- By a user account confirming a purchase on an online platform
Last but not least, avid online shoppers will be familiar with the process of browsing through the websites, clicking through the options and checking out their shopping cart.
|Reliability:||The reliability (and security) of an online purchase depends largely on infrastructure and user policies of the individual platforms. For well-established websites, the purchase and payment process are relatively reliable and secure.
Even though users are merely clicking through the pages, the users would have been required to agree to the terms and conditions of the service, indicated their intention to purchase the items by adding the item to cart, checking out the cart and confirming the billing details and delivery method. Therefore, there would have been multiple ‘checkpoints’ where the user confirms his intention to purchase the item.
|Verifying the user:||Through these platforms, the users are usually required to create a unique shopping account before purchases can be made. Although such accounts may be accessed by a different person, in a number of cases, the requirement to provide additional details (e.g. by a separate login to an online payment account or having to key in the credit card details) also serves as an additional layer of verification.|
|Legal enforceability:||Whilst not all platforms may have employed sufficient security measures that qualifies the clicks and login procedure as a “secure electronic signature”, the Singapore Court of Appeal has held in 2005 that these transactions still fall within the ambit of the ETA and contracts can be concluded electronically.|
Legal effect of digital contracts
As seen above, whilst the manner of concluding contracts may have an effect on whether certain legal presumptions apply, the fundamental principles of entering into contracts generally do not change. The courts will still examine the facts of the case to determine whether a contract was indeed formed and if so, both parties are legally bound under the contract.
However, even though technology has played a significant role in many transactions, it should be noted that some types of documents may still call for certain formalities to be satisfied, e.g. in wills and transactions involving land. In such cases, electronic forms, no matter how well-written or securely signed, are insufficient to overcome these formality requirements at this point in time. If in doubt, do check with your legal advisor if a formal legal document should be drawn up for your specific requirements.
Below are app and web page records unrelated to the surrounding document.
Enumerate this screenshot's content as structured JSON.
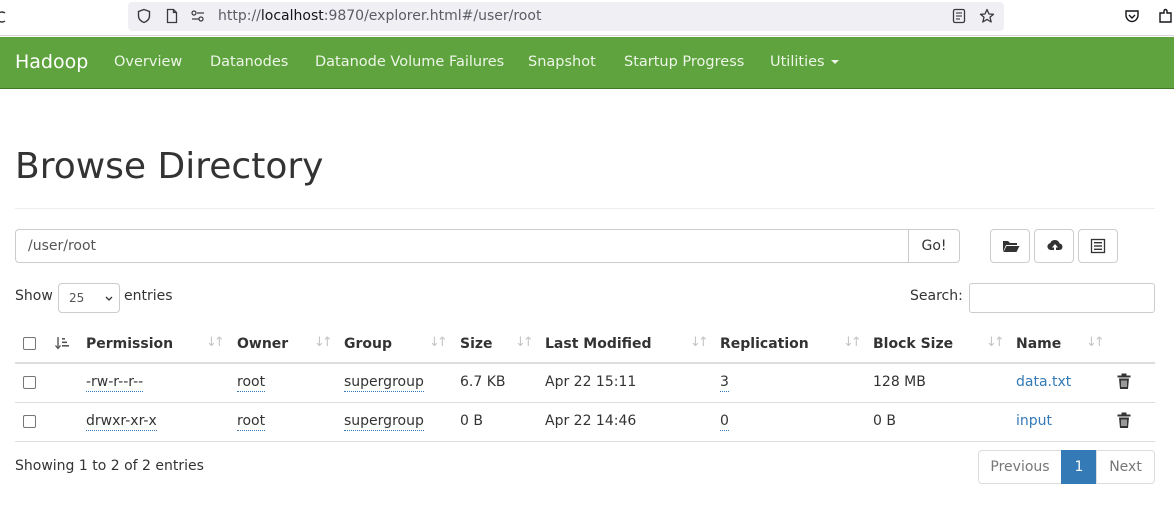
{
  "browser": {
    "url_prefix": "http://",
    "url_host": "localhost",
    "url_rest": ":9870/explorer.html#/user/root"
  },
  "navbar": {
    "brand": "Hadoop",
    "items": [
      "Overview",
      "Datanodes",
      "Datanode Volume Failures",
      "Snapshot",
      "Startup Progress",
      "Utilities"
    ],
    "color": "#5fa33e"
  },
  "page": {
    "title": "Browse Directory"
  },
  "path": {
    "value": "/user/root",
    "go_label": "Go!"
  },
  "toolbar": {
    "icons": [
      "folder-open-icon",
      "cloud-upload-icon",
      "list-icon"
    ]
  },
  "entries": {
    "show_label": "Show",
    "selected": "25",
    "suffix": "entries",
    "search_label": "Search:"
  },
  "table": {
    "headers": [
      "Permission",
      "Owner",
      "Group",
      "Size",
      "Last Modified",
      "Replication",
      "Block Size",
      "Name"
    ],
    "rows": [
      {
        "permission": "-rw-r--r--",
        "owner": "root",
        "group": "supergroup",
        "size": "6.7 KB",
        "modified": "Apr 22 15:11",
        "replication": "3",
        "block_size": "128 MB",
        "name": "data.txt"
      },
      {
        "permission": "drwxr-xr-x",
        "owner": "root",
        "group": "supergroup",
        "size": "0 B",
        "modified": "Apr 22 14:46",
        "replication": "0",
        "block_size": "0 B",
        "name": "input"
      }
    ]
  },
  "footer": {
    "info": "Showing 1 to 2 of 2 entries",
    "previous": "Previous",
    "current_page": "1",
    "next": "Next"
  }
}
Have a question or need legal advice?
If you have a legal question regarding legal issues concerning e-signatures or contracts, you can request a quote with Debbie Lee or other lawyers. With Quick Consult, you can check out in minutes and for a transparent, flat fee from S$49, the lawyers will call you back on the phone within 1-2 days to answer your questions and give you legal advice.
This article is written by Debbie Lee from ECYT Law and edited by Candice Quek from Singapore University of Social Sciences.
This article does not constitute legal advice or a legal opinion on any matter discussed and, accordingly, it should not be relied upon. It should not be regarded as a comprehensive statement of the law and practice in this area. If you require any advice or information, please speak to a practicing lawyer in your jurisdiction. No individual who is a member, partner, shareholder or consultant of, in or to any constituent part of Interstellar Group Pte. Ltd. accepts or assumes responsibility, or has any liability, to any person in respect of this article.